◆ Instructions to follow: All lines of the material below that include the string "speaker" are to be copied.

---*---

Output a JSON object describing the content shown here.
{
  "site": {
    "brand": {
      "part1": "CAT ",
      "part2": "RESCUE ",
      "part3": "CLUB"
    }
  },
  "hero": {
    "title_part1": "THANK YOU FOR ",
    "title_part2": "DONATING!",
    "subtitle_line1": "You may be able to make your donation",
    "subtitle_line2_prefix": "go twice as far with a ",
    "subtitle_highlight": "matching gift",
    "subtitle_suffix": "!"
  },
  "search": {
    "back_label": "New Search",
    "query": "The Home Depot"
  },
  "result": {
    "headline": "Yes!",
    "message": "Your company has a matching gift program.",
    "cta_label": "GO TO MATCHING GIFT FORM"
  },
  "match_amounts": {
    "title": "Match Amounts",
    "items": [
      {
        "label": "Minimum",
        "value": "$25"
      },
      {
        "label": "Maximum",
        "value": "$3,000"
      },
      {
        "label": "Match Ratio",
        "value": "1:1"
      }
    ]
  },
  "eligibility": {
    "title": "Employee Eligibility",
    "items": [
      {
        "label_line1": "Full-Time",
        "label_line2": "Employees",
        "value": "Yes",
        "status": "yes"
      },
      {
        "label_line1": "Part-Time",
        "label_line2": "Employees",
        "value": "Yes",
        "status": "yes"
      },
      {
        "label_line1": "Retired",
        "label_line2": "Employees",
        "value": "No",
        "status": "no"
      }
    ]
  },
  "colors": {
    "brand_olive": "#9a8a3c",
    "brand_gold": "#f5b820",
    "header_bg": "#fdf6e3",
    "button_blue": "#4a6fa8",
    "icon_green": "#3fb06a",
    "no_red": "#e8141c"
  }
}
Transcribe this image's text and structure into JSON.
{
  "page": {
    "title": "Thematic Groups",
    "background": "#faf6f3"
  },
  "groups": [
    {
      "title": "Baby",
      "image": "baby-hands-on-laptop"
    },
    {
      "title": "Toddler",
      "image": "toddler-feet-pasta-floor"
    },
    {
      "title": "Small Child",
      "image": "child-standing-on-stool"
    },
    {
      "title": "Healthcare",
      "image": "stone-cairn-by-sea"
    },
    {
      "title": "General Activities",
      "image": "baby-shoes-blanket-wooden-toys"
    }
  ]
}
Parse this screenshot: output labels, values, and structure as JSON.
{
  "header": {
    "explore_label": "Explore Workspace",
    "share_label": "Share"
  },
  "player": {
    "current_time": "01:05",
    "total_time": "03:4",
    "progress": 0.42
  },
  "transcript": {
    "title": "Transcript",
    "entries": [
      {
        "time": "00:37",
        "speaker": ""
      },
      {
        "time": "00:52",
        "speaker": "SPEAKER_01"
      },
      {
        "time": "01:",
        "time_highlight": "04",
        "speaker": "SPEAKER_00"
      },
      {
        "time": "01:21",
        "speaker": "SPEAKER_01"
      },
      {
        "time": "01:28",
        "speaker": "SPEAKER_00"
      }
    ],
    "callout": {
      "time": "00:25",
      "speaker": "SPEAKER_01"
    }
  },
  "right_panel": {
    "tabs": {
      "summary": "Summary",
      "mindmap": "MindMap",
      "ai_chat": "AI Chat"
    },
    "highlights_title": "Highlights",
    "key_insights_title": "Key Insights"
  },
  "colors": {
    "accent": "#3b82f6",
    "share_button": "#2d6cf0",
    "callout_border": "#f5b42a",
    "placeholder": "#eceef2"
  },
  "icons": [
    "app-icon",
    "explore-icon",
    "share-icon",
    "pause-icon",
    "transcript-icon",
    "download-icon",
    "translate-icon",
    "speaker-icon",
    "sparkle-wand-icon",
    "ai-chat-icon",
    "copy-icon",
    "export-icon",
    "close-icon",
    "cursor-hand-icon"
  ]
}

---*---

◆ Exercise answer:
        "speaker": ""
        "speaker": "SPEAKER_01"
        "speaker": "SPEAKER_00"
        "speaker": "SPEAKER_01"
        "speaker": "SPEAKER_00"
      "speaker": "SPEAKER_01"
    "speaker-icon",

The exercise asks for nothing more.